My awareness of the Southside as a child only extended to the occasional impromptu rendition of the famous "Chattanooga Choo Choo" song from older adults when I mentioned my hometown. Though some of the existing Southside art galleries, shops, and businesses were established on Main Street throughout my childhood, the area as a whole was not on my radar. Moving home two years ago after spending my 20s in bigger cities was like experiencing an awakening. Chattanooga as a whole is undergoing a transformation into an urban hotspot, and the Southside is the star. With so many places to eat, things to do, and people to see, the Southside is well-known to home-grown folk, out of town transplants, and tourists. With a new "entertainment district" next to the Choo Choo in the works, the area is no longer the little known quiet spot of my youth. Suffice to say, it is now the epicenter on everyone’s radar.
The Southside is exciting in a way that is unique to the area. It is a rapidly changing neighborhood where new restaurants, locally-owned shops, and community spaces pop up frequently, all within walking distance to each other.
- What might an average day look like on the Southside?

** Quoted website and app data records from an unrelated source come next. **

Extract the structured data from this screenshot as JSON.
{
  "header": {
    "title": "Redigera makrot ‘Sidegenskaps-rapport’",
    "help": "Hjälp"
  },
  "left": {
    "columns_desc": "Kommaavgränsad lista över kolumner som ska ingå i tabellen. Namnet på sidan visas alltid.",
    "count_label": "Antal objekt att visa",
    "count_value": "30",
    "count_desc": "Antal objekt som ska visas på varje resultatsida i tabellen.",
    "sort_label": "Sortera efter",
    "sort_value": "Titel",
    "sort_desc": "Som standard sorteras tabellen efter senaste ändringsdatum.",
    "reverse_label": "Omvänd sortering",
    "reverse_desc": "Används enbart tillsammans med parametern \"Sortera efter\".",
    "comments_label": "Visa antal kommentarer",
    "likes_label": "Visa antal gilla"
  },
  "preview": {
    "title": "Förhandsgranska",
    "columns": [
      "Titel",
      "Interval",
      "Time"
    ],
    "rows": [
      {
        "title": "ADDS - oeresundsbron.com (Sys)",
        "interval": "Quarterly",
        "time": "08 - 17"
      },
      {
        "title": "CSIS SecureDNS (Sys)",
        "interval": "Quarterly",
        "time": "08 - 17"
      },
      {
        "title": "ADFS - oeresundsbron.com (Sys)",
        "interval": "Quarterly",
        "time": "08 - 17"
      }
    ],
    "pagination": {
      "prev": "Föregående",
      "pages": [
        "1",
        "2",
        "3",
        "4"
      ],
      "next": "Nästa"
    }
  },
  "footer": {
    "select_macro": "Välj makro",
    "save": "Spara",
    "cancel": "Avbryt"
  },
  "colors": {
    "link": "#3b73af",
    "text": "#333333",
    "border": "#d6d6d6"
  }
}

My partner and I begin our day with a cup of joe and a bite to eat at local coffee shop Niedlov’s on East Main street. With locally sourced coffee and an in-house pastry in hand, we greet local regulars and take pause before starting our day. Fully nourished, he begins his walk past the historic Chattanooga Choo Choo down Market street to the remodeled Edney building, where he works out of the Society of Work co-working office space. For lunch we may meetup to grab a bite at Two Ten Jack or Public House in Warehouse Row, an old stone fort during the Civil War. After work, we recoup at home before walking our dog Emma past artisan shops, through the Main Terrain Art Park - an outdoor art installation / outdoor exercise area - and to the local dog park at Finley Stadium. The day ends with a well-deserved cocktail on the rooftop of our home, where we watch the sun set over the Scenic city.
- Do you have any favorite restaurants/bars in the Southside?
I like the Flying Squirrel for its innovative architecture and drink selection, Aleia for its cozy, fine dining vibe and delicious Italian offerings, and Conga for its authentic El Salvadorian food in a toned down, casual dining space.
- What are some hidden gems in the Southside?
Many people point to the plethora of new restaurants in the area while overlooking some lesser known spots where you can dine well and affordably. Taqueria Jalisco, La Altena, and Conga Latin food offer authentic Mexican and Latin fare without the frills and high prices of some other restaurants in the city. Down east Main Street, you can take a quick stroll to pick up locally roasted coffee beans at Velo, which is sourced to many cafes and restaurants around the area, or hang out with your dog in their outdoor seating. Outside of food, the Southside is also a few blocks away to the Chattanooga FC soccer games. Free entrance after halftime to see the match and enjoy the rowdy, energizing hometown fans - the team has the largest group of organized supporters in the league, the Chattahooligans - makes this one of the best features of the area.
Outside of food, the Southside is also a few blocks away to the Chattanooga FC soccer games. Free entrance after halftime to see the match and enjoy the rowdy, energizing hometown fans.